Problem to solve - Scan the entries that follow for the word "Dmytro", then report every line in which it appears.

Data in this exercise -
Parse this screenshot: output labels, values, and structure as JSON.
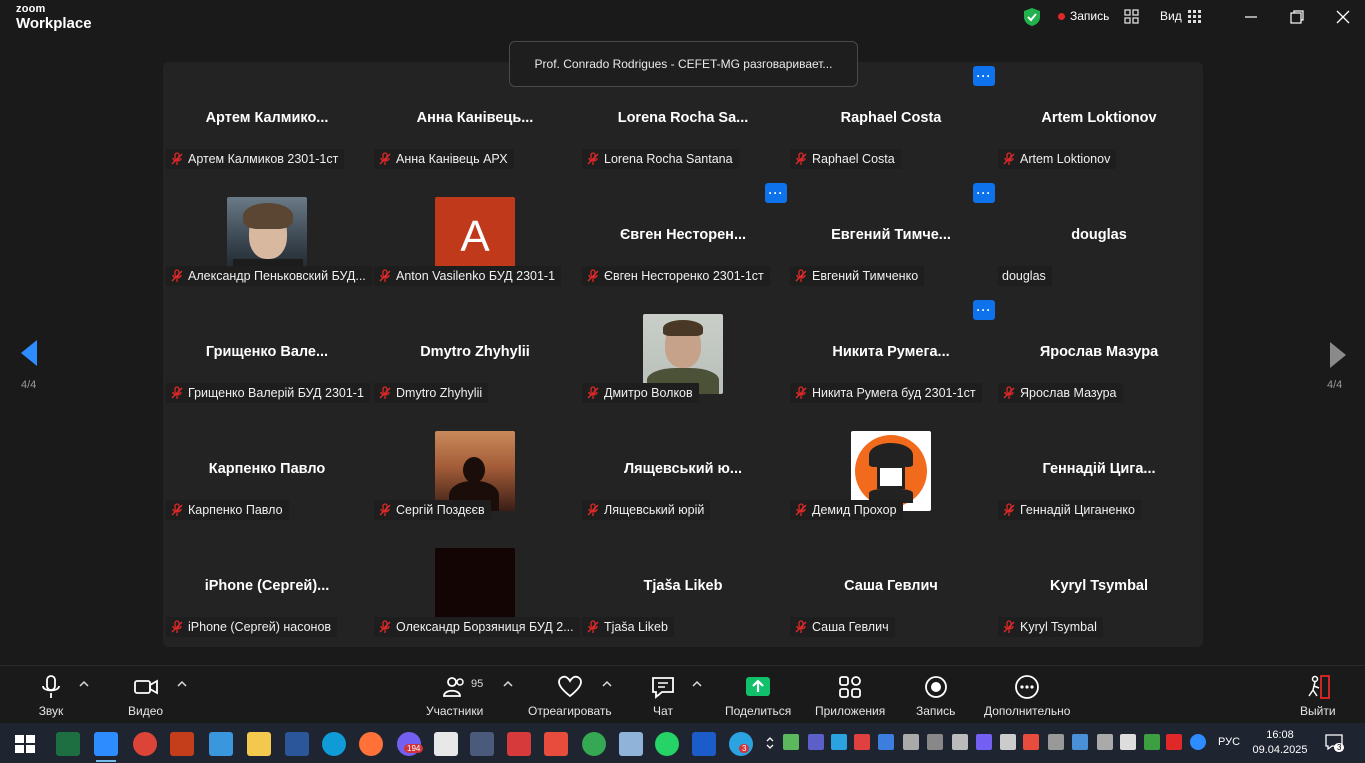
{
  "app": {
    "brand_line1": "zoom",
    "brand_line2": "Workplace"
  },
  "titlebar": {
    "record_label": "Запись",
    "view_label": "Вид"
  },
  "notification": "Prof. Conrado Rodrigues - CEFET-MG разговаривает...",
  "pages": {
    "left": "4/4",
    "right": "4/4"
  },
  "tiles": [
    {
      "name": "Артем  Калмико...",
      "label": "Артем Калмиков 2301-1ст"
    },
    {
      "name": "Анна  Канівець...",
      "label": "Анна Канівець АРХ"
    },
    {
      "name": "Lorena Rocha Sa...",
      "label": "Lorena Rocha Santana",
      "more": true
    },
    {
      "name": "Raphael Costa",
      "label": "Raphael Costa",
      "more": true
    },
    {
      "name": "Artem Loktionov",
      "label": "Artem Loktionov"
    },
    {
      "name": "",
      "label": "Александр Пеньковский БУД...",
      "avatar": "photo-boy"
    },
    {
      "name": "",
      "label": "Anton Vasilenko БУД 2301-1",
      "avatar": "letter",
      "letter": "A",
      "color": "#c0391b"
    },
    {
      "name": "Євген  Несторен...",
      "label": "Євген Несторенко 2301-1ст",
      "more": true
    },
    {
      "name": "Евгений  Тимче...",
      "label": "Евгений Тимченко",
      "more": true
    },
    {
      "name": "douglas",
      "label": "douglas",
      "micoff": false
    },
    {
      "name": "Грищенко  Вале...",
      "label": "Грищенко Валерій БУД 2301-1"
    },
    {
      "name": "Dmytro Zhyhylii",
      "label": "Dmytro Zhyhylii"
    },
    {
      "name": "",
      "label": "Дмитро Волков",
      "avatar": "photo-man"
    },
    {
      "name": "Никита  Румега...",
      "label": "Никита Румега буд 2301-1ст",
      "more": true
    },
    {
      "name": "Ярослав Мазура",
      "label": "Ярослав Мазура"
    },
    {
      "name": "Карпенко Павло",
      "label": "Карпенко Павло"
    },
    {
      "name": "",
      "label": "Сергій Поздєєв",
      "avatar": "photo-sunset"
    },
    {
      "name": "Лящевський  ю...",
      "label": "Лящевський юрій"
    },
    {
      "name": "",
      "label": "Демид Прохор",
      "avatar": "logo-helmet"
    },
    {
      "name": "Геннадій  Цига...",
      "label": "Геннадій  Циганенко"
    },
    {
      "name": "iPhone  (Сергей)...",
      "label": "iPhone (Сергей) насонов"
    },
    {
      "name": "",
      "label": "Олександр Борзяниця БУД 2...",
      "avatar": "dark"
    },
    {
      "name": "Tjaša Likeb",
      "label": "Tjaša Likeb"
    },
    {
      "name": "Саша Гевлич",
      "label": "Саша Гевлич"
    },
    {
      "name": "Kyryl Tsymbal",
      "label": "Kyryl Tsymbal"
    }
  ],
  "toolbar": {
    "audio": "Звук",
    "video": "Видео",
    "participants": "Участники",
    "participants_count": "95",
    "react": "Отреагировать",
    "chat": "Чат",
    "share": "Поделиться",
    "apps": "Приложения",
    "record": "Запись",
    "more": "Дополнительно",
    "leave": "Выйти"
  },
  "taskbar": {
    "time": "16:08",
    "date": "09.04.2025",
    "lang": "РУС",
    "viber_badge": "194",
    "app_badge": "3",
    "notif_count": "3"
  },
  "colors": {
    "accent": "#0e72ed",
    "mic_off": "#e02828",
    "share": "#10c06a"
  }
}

Answer to this problem -
      "name": "Dmytro Zhyhylii",
      "label": "Dmytro Zhyhylii"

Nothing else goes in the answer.